High cholesterol-fed animals showed a significant increase in plasma levels of total, HDL- and LDL-cholesterol, but not triglycerides, compared to those fed a regular diet. Dietary cholesterol-elicited lipid changes were similarly observed in animals concurrently fed dealcoholized red wine, red wine or resveratrol. In contrast, whereas atherosclerotic lesions were clearly evident in specimens prepared from the thoracic aorta of high cholesterol-fed animals, the size, density, and mean area of atherosclerotic plaques, and thickness of the intima layer were significantly reduced in rabbits given dealcoholized red wine, red wine, or resveratrol.

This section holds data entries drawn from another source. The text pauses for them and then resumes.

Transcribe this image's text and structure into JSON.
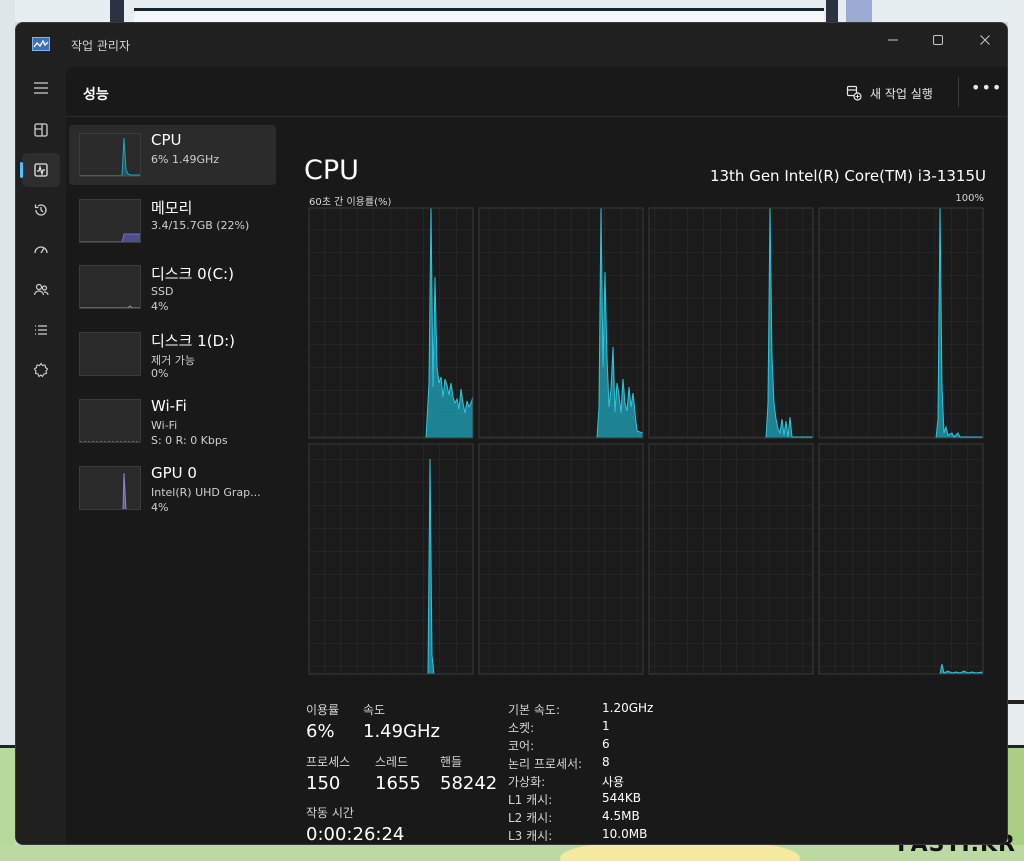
{
  "window": {
    "title": "작업 관리자"
  },
  "watermark": "FASTI.KR",
  "header": {
    "title": "성능",
    "new_task_label": "새 작업 실행"
  },
  "nav": [
    "menu-icon",
    "processes-icon",
    "performance-icon",
    "app-history-icon",
    "startup-apps-icon",
    "users-icon",
    "details-icon",
    "services-icon",
    "settings-icon"
  ],
  "resources": [
    {
      "name": "CPU",
      "line1": "6% 1.49GHz"
    },
    {
      "name": "메모리",
      "line1": "3.4/15.7GB (22%)"
    },
    {
      "name": "디스크 0(C:)",
      "line1": "SSD",
      "line2": "4%"
    },
    {
      "name": "디스크 1(D:)",
      "line1": "제거 가능",
      "line2": "0%"
    },
    {
      "name": "Wi-Fi",
      "line1": "Wi-Fi",
      "line2": "S: 0 R: 0 Kbps"
    },
    {
      "name": "GPU 0",
      "line1": "Intel(R) UHD Grap...",
      "line2": "4%"
    }
  ],
  "detail": {
    "title": "CPU",
    "model": "13th Gen Intel(R) Core(TM) i3-1315U",
    "graph_label": "60초 간 이용률(%)",
    "graph_max": "100%"
  },
  "stats": {
    "usage_label": "이용률",
    "usage_value": "6%",
    "speed_label": "속도",
    "speed_value": "1.49GHz",
    "processes_label": "프로세스",
    "processes_value": "150",
    "threads_label": "스레드",
    "threads_value": "1655",
    "handles_label": "핸들",
    "handles_value": "58242",
    "uptime_label": "작동 시간",
    "uptime_value": "0:00:26:24"
  },
  "specs": [
    {
      "label": "기본 속도:",
      "value": "1.20GHz"
    },
    {
      "label": "소켓:",
      "value": "1"
    },
    {
      "label": "코어:",
      "value": "6"
    },
    {
      "label": "논리 프로세서:",
      "value": "8"
    },
    {
      "label": "가상화:",
      "value": "사용"
    },
    {
      "label": "L1 캐시:",
      "value": "544KB"
    },
    {
      "label": "L2 캐시:",
      "value": "4.5MB"
    },
    {
      "label": "L3 캐시:",
      "value": "10.0MB"
    }
  ],
  "colors": {
    "cpu_line": "#1fa7bd",
    "cpu_fill": "#1fa7bd",
    "memory": "#6a6ed8",
    "gpu": "#9b7fd6",
    "accent": "#4cc2ff"
  }
}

These results were in agreement with data obtained by an ultrasound analysis of endothelial function, which showed a 25% reduction in flow-mediated dilation (FMD) in rabbits fed a high cholesterol diet compared to animals on control diet. This decrease was effectively prevented by the simultaneous exposure to dealcoholized red wine, red wine, or resveratrol. Our study shows that animals given dealcoholized red wine exhibited cardio-active effects comparable to those of animals orally administered resveratrol, and suggests that wine polyphenolics, rather than alcohol present in red wine, suffice in exerting cardioprotective properties. The results also provide support for the notion that resveratrol and phytochemicals in red wine can suppress atherosclerosis without affecting plasma lipid levels.